Thus, this dataset contains data on NCP associated with forest regrowth of Juniperus thurifera L., Fagus sylvatica L., Quercus ilex L., and Quercus robur L stands. It includes a total of 65 study plots and 2,837 individual trees. The considered NCP included four regulating, three material, and three non-material NCP as well as one NCP common to all categories. The four regulating NCP were habitat creation and maintenance; pollination and dispersal of seeds and other propagules; regulation of climate through biological carbon (C) sequestration and storage; and regulation of detrimental organisms and biological processes. The two material NCP were energy; and medicinal, biochemical and genetic resources. The three non-material NCP were learning and inspiration; physical and psychological experience; and supporting identities. The NCP common to all categories was the maintenance of options, reflected in maintaining biodiversity (estimated in this case with the Shannon diversity index). The dataset contains information at both individual and plot level.

Habitat creation and maintenance (NCP1) was calculated by computing the spatial connectivity of the plots in Q. ilex and Q. robur stands. It was inferred by calculating the percentage cover of broadleaved forest in a circular buffer (radius = 500 m) around each plot.

Pollination and the dispersal of seeds and other propagules (NCP2) was estimated by counting all seedlings and saplings in each plot and divided them by the plot area to obtain the density of saplings per hectare. 

Climate regulation in terms of biological carbon (C) storage and sequestration (NCP4) was estimated by the overall C stock contained in the trees of the study plots. We calculated the total biomass per tree using species-specific allometric equations that combine the dbh and the height of the sampled trees. We also calculated the C stock per tree multiplying the obtained biomass by the percentage of C in each species. 

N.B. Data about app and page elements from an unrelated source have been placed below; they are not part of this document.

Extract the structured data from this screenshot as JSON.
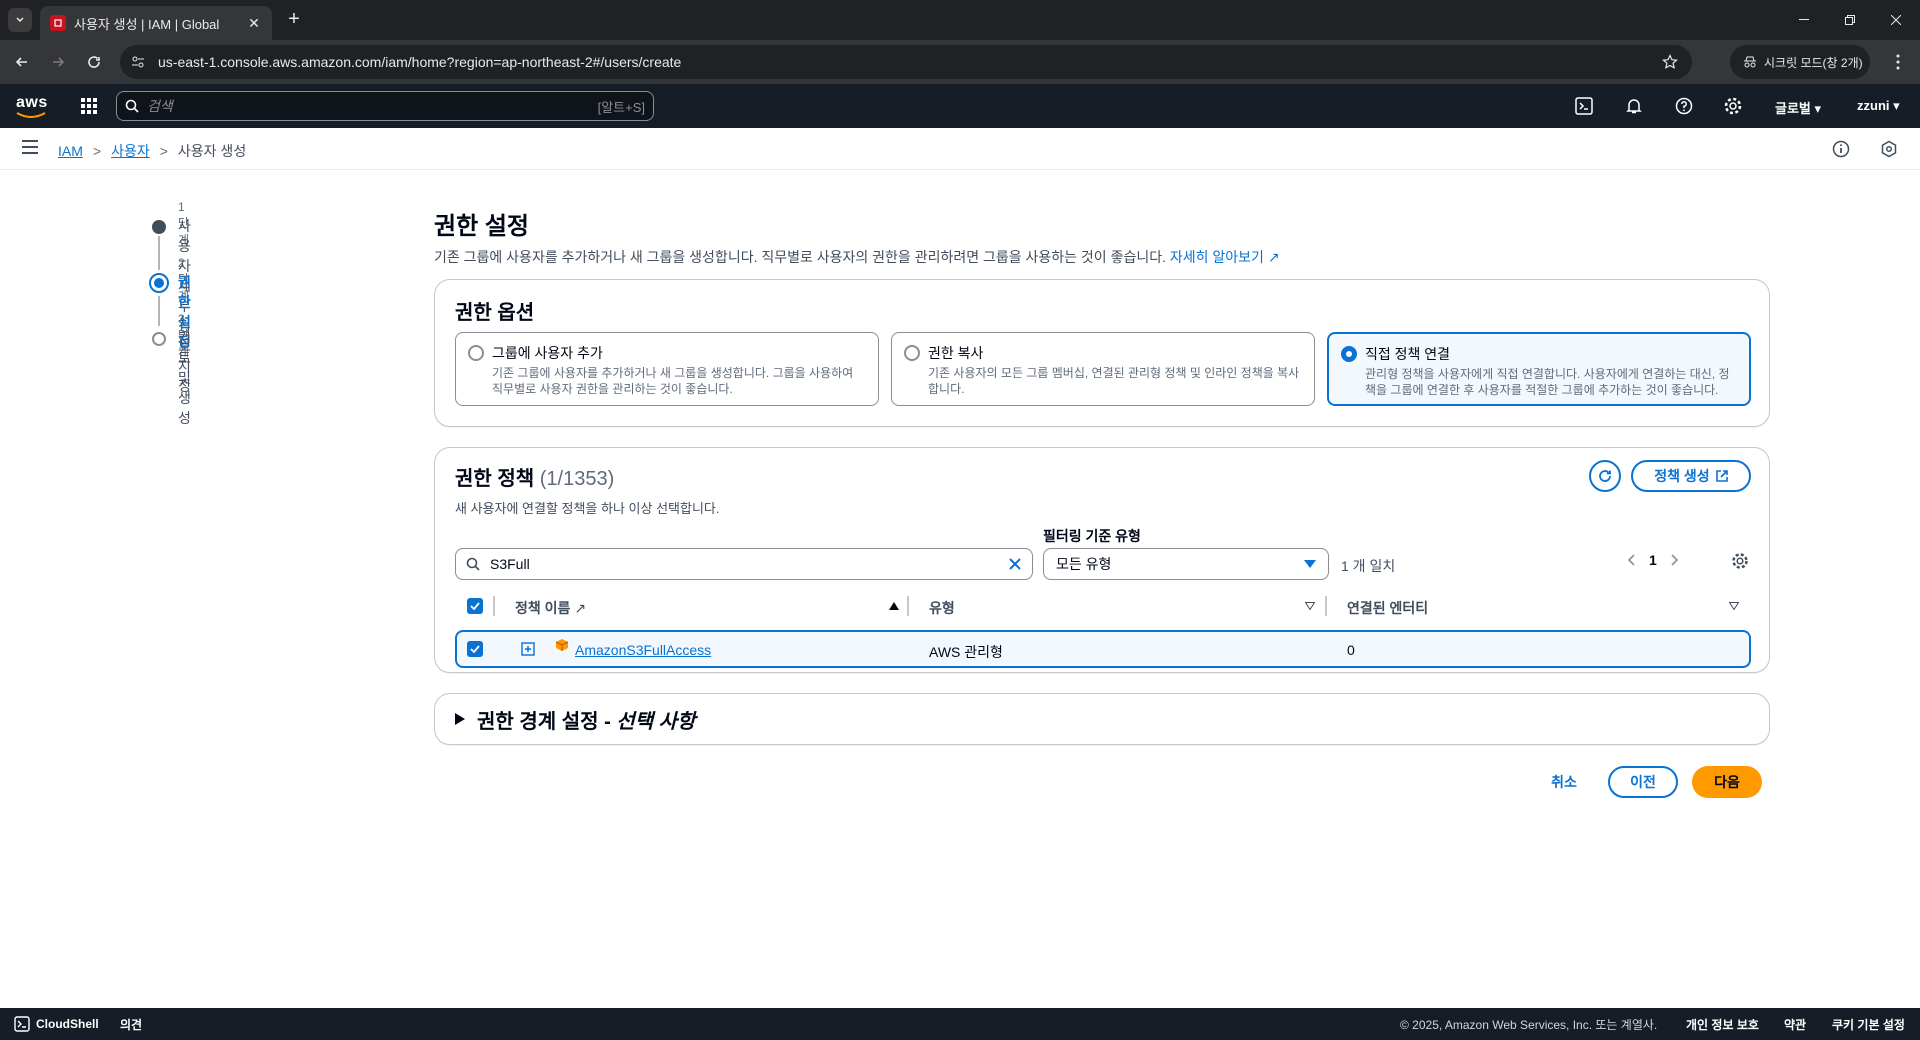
{
  "browser": {
    "tab_title": "사용자 생성 | IAM | Global",
    "url": "us-east-1.console.aws.amazon.com/iam/home?region=ap-northeast-2#/users/create",
    "incognito_label": "시크릿 모드(창 2개)"
  },
  "aws_nav": {
    "logo": "aws",
    "search_placeholder": "검색",
    "search_shortcut": "[알트+S]",
    "region": "글로벌 ▾",
    "account": "zzuni ▾"
  },
  "breadcrumb": {
    "items": [
      "IAM",
      "사용자"
    ],
    "current": "사용자 생성"
  },
  "wizard": {
    "steps": [
      {
        "label": "1단계",
        "name": "사용자 세부 정보 지정",
        "state": "done"
      },
      {
        "label": "2단계",
        "name": "권한 설정",
        "state": "current"
      },
      {
        "label": "3단계",
        "name": "검토 및 생성",
        "state": "todo"
      }
    ]
  },
  "page": {
    "title": "권한 설정",
    "description": "기존 그룹에 사용자를 추가하거나 새 그룹을 생성합니다. 직무별로 사용자의 권한을 관리하려면 그룹을 사용하는 것이 좋습니다.",
    "learn_more": "자세히 알아보기"
  },
  "permission_options": {
    "title": "권한 옵션",
    "tiles": [
      {
        "title": "그룹에 사용자 추가",
        "desc": "기존 그룹에 사용자를 추가하거나 새 그룹을 생성합니다. 그룹을 사용하여 직무별로 사용자 권한을 관리하는 것이 좋습니다.",
        "selected": false
      },
      {
        "title": "권한 복사",
        "desc": "기존 사용자의 모든 그룹 멤버십, 연결된 관리형 정책 및 인라인 정책을 복사합니다.",
        "selected": false
      },
      {
        "title": "직접 정책 연결",
        "desc": "관리형 정책을 사용자에게 직접 연결합니다. 사용자에게 연결하는 대신, 정책을 그룹에 연결한 후 사용자를 적절한 그룹에 추가하는 것이 좋습니다.",
        "selected": true
      }
    ]
  },
  "policies": {
    "title": "권한 정책",
    "count": "(1/1353)",
    "subtitle": "새 사용자에 연결할 정책을 하나 이상 선택합니다.",
    "create_button": "정책 생성",
    "filter_value": "S3Full",
    "type_filter_label": "필터링 기준 유형",
    "type_filter_value": "모든 유형",
    "matches": "1 개 일치",
    "page": "1",
    "columns": [
      "정책 이름",
      "유형",
      "연결된 엔터티"
    ],
    "rows": [
      {
        "name": "AmazonS3FullAccess",
        "type": "AWS 관리형",
        "attached": "0",
        "checked": true
      }
    ]
  },
  "boundary": {
    "title": "권한 경계 설정 - ",
    "optional": "선택 사항"
  },
  "actions": {
    "cancel": "취소",
    "previous": "이전",
    "next": "다음"
  },
  "footer": {
    "cloudshell": "CloudShell",
    "feedback": "의견",
    "copyright": "© 2025, Amazon Web Services, Inc. 또는 계열사.",
    "privacy": "개인 정보 보호",
    "terms": "약관",
    "cookies": "쿠키 기본 설정"
  },
  "colors": {
    "accent": "#0972d3",
    "primary_button": "#ff9900",
    "nav_bg": "#161d26"
  }
}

The regulation of detrimental organisms and biological processes (NCP10) was assessed using the percentage of invertebrate herbivory. For all except the J. thurifera case study, we determined herbivore damages by visually estimating the percentage of leaf area removed by invertebrates.

Energy provision (NCP11) was understood as the production of biomass-based fuels such as fuelwood. We estimated biomass input from thick and medium branches (i.e. the tree parts normally employed as fuelwood) for each tree within plots. Biomass input from thick and medium branches was calculated from allometric equations specific for each species.

The provision of medicinal, biochemical and genetic resources (NCP14) includes the production of plant genes and genetic information. In each plot we quantified gene diversity corrected for sample size as proxy for NCP14.

The maintenance of options (NCP18) includes the benefits associated with species diversity. We scored woody species richness and abundance and computed the Shannon diversity index as proxy. 

Additionally, interviews regarding social perceptions related to learning and inspiration (NCP15), physical and psychological experiences (NCP16) and supporting identities (NCP17) were conducted at the case study level. Please notice that the social perception dataset is not uploaded to ensure data privacy policy. 

More information and detailed Methodology can be found in Martín-Forés et al. (2020) People and Nature, in both the main text and the Supplementary Material S1.

Usage Notes

Some values are missing because the methodology was adjusted according to each case study. For more information please read the detailed information provided by Martín-Forés et al. (2020) People and Nature, in both the main text and the Supplementary Material S1.

Funding

BiodivERsA, Award: BiodivERsA3-2015-58

Agencia Estatal de Investigación, Award: PCIN-2016-055

Ministerio de Economía, Industria y Competitividad, Gobierno de España, Award: CGL2017-83170-R

Deutsche Forschungsgemeinschaft

BiodivERsA, Award: BiodivERsA3-2015-58